This is a guest post written by corporate real estate expert Roland Chua. The opinions expressed in this article are Roland’s own and may not reflect those of his past or present employers.
Flexible working arrangements have traditionally been viewed as a special privilege for employees. Organisations often struggle to embrace this idea and integrate it into the management structure and culture.
More often than not, organisations will have some generalised policy on flexible working arrangements, with ambiguous wordings which basically allow managers to opt out of the option very easily.
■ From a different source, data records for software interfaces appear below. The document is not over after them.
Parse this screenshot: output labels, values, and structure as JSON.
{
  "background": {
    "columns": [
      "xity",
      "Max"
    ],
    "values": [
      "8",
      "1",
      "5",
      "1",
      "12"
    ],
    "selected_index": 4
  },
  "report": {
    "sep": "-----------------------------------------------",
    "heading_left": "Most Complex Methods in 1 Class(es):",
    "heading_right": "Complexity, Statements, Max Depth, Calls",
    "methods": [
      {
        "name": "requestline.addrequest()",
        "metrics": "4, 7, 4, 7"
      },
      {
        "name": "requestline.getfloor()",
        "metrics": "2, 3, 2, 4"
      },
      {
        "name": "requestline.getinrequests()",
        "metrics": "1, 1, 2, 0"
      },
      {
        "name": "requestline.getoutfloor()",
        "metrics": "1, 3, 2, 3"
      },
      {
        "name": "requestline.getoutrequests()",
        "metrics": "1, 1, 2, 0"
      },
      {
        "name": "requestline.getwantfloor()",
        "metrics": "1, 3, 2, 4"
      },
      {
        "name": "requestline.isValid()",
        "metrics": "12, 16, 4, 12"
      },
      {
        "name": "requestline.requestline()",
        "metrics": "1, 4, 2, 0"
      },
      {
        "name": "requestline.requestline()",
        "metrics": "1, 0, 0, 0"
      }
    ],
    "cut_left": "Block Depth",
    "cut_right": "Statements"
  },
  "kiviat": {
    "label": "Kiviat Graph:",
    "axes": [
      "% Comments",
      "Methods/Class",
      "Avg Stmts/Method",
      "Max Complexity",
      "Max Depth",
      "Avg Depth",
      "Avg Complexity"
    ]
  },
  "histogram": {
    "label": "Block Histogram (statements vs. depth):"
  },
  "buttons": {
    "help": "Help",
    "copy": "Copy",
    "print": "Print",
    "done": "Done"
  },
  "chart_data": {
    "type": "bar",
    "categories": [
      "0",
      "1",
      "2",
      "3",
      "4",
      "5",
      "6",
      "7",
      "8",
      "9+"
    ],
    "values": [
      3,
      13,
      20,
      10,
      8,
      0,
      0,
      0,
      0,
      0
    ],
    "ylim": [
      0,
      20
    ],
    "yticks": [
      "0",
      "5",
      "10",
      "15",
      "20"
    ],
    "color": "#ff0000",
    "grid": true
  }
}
Statements like “we encourage flexibility in the workplace;” “we offer various work life balance options;” “we have an open and trusting workplace culture which encourages flexibility;” etc, all come to mind.
The typical policies on flexible working arrangements are never specific, and they always fail to list the actual rights that an employee has. And they always include a statement which puts the staff’s line manager in full control of the outcome.
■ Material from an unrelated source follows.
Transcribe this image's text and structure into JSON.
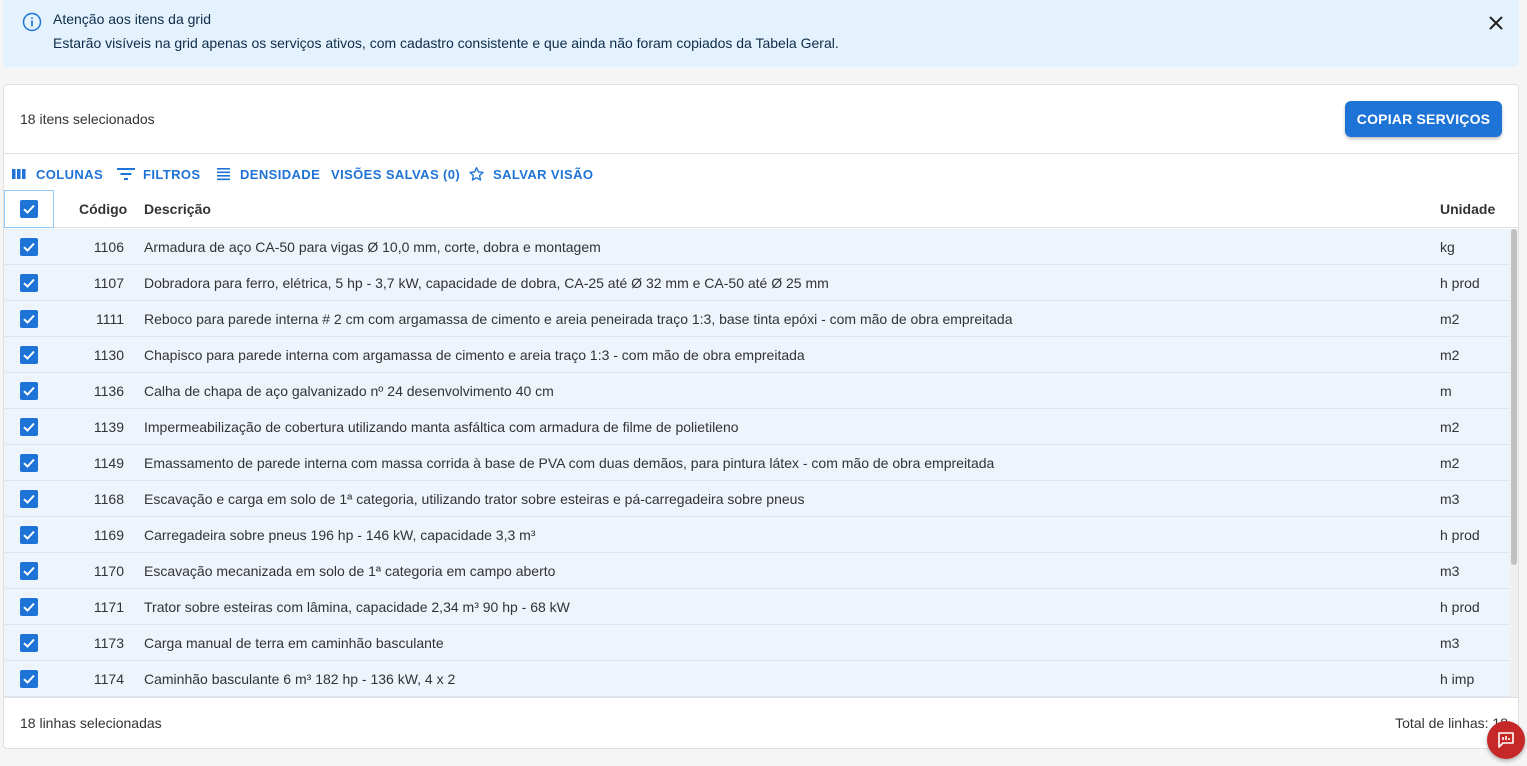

In order for flexible working arrangements to be successful, the plan must have top-level endorsement.